More importantly, the failure is part of a continuous, irreversible decline in US imperialism’s ability to impose its will in a world of stiffening anti-imperialist resistance and growing inter-imperialist rivalries.
Nothing underlines this new reality more than the latest events in Afghanistan and Syria.
Despite a massive concentration of weaponry, superior pay, and the best US training, the Afghan surrogate army suffered its worst defeat ever at the hands of the Taliban in the siege and occupation of Kunduz. All reports indicate that the Taliban forces were inferior in numbers and weapons and that the US-trained government forces had little stomach for the fight.
US officials have been obliged to announce a delay in the exit of troops from Afghanistan in the face of this defeat. President Obama has decided to pass on the Afghanistan quagmire to the next President, just as President Bush passed it on to him.
Russian engagement in Syria has inadvertently exposed the lies and failures of US actions in that country. Since the Obama administration began encouraging and assisting the overthrow of Syrian President Assad, the government and the lapdog media have claimed the existence of a democratic, moderate opposition. From late in 2011, US and UK military leaders began planning armed action against Assad. A surrogate army (the Free Syrian Army) was projected as an alternative to the fundamentalist jihadists seeking a feudal-theological state (Qatar and other Gulf states intervened, pretending no such distinctions). Weapons were diverted from Libya and CIA training began in earnest with a projected military force numbering in the tens of thousands.

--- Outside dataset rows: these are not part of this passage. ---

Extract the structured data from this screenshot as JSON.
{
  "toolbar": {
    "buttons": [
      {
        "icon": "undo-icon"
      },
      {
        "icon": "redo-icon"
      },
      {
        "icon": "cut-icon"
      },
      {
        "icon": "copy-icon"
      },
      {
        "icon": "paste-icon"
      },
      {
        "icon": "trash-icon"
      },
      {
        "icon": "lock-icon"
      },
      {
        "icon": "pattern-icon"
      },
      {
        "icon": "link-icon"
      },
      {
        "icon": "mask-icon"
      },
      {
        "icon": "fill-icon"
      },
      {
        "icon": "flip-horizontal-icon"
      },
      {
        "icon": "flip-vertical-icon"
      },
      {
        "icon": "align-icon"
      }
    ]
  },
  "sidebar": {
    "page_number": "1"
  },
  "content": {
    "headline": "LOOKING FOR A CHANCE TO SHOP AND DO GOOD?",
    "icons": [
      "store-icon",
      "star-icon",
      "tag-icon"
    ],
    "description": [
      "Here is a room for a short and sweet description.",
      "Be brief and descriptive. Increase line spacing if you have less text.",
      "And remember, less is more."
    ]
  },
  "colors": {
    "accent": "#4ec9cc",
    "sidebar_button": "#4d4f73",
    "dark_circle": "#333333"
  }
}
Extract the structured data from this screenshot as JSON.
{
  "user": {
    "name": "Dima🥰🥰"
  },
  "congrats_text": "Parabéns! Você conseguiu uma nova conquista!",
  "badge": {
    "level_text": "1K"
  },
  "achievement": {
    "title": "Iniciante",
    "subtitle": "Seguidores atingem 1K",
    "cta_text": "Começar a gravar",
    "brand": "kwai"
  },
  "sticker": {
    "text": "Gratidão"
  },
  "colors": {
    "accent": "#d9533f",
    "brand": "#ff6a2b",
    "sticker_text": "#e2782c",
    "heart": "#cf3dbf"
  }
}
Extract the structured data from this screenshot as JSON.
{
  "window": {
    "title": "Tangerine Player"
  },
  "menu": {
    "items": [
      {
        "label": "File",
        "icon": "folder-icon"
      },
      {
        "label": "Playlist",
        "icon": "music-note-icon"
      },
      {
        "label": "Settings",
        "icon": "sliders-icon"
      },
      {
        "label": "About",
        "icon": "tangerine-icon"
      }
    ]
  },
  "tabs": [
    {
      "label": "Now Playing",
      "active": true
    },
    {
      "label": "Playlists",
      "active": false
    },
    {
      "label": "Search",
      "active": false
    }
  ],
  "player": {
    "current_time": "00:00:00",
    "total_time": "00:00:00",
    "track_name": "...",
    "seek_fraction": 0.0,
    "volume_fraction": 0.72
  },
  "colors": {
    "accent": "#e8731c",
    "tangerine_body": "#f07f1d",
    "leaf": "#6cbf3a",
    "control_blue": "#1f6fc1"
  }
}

After the ISIS threat emerged, the US and the other interventionists further pretended that its client fighting forces were equally engaged against ISIS and the many other groups fighting Assad who were designated “terrorist” by the West.
In reality, the US “freedom fighters” were virtually non-existent or collaborating enthusiastically with the jihadists. Their sole target was Assad.
The Obama government has conceded that of thousands vetted by the CIA program only a few hundred remain on the war front. Most have shared their weapons with or joined the jihadists or left Syria with the thousands of immigrants. The half-billion-dollar program is a disaster, with the US administration pledging to pass the remaining weapons and resources on to existing fighting groups in Syria.
The spectrum of the Western media reports that, especially since the Russian intervention, there is extensive cooperation, coordination, and joint action between all elements of the Syrian anti-Assad forces—so much for the ruse of an independent force in opposition to fundamentalism.
As the Wall Street Journal reports: “…the Homs Legion of the Western-backed Free Syrian Army… together with the Islamist group Ahrar al-Sham and Nusra Front [Syria’s al-Qaeda affiliate] has formed joint command in Northern Homs.” The Washington Post has identified a similar unholy alliance of jihadist and “moderates” that was crafted into a Nusra-led Army of Conquest. Only the most gullible continue to believe that there is a significant difference between Western-backed “freedom fighters” and their jihadist allies.
Western liberals can make believe that US involvement in Syria is for some greater good, but the facts speak clearly. As with Afghanistan, Iraq and Libya, tens of thousands are dead, infrastructure is devastated, and the social fabric is irreparably torn simply because imperialist powers seek more compliant, more subservient states. The facts expose the lie that the US and NATO seek the values of democracy, freedom, or the other values that prove so persuasive to those apologizing for self-interested regime change.
Anti-imperialists can draw a small consolation from these tragic, morally repellent aggressions: the US tactics have failed to achieve their goal of creating global fealty to US interests.